Copy every line of the following data that includes the string "chevron".

_MATERIAL FOR THIS TASK_

....

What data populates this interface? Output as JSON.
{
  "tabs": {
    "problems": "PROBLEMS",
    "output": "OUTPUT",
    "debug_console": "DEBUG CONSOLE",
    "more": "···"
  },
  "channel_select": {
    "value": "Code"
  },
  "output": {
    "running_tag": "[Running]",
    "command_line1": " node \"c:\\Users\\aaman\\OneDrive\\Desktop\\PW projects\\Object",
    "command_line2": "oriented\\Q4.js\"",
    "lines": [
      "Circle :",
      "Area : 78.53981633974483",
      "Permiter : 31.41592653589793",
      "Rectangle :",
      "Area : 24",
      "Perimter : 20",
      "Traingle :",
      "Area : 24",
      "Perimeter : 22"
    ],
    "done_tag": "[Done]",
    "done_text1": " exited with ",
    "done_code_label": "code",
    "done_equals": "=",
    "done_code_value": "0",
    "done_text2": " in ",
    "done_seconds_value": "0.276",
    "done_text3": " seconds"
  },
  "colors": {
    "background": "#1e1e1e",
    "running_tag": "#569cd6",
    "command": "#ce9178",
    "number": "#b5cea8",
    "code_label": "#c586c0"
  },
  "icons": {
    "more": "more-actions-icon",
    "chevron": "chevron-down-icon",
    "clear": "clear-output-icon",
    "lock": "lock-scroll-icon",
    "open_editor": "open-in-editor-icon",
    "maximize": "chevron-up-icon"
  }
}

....

_EXERCISE RESULT_
    "chevron": "chevron-down-icon",
    "maximize": "chevron-up-icon"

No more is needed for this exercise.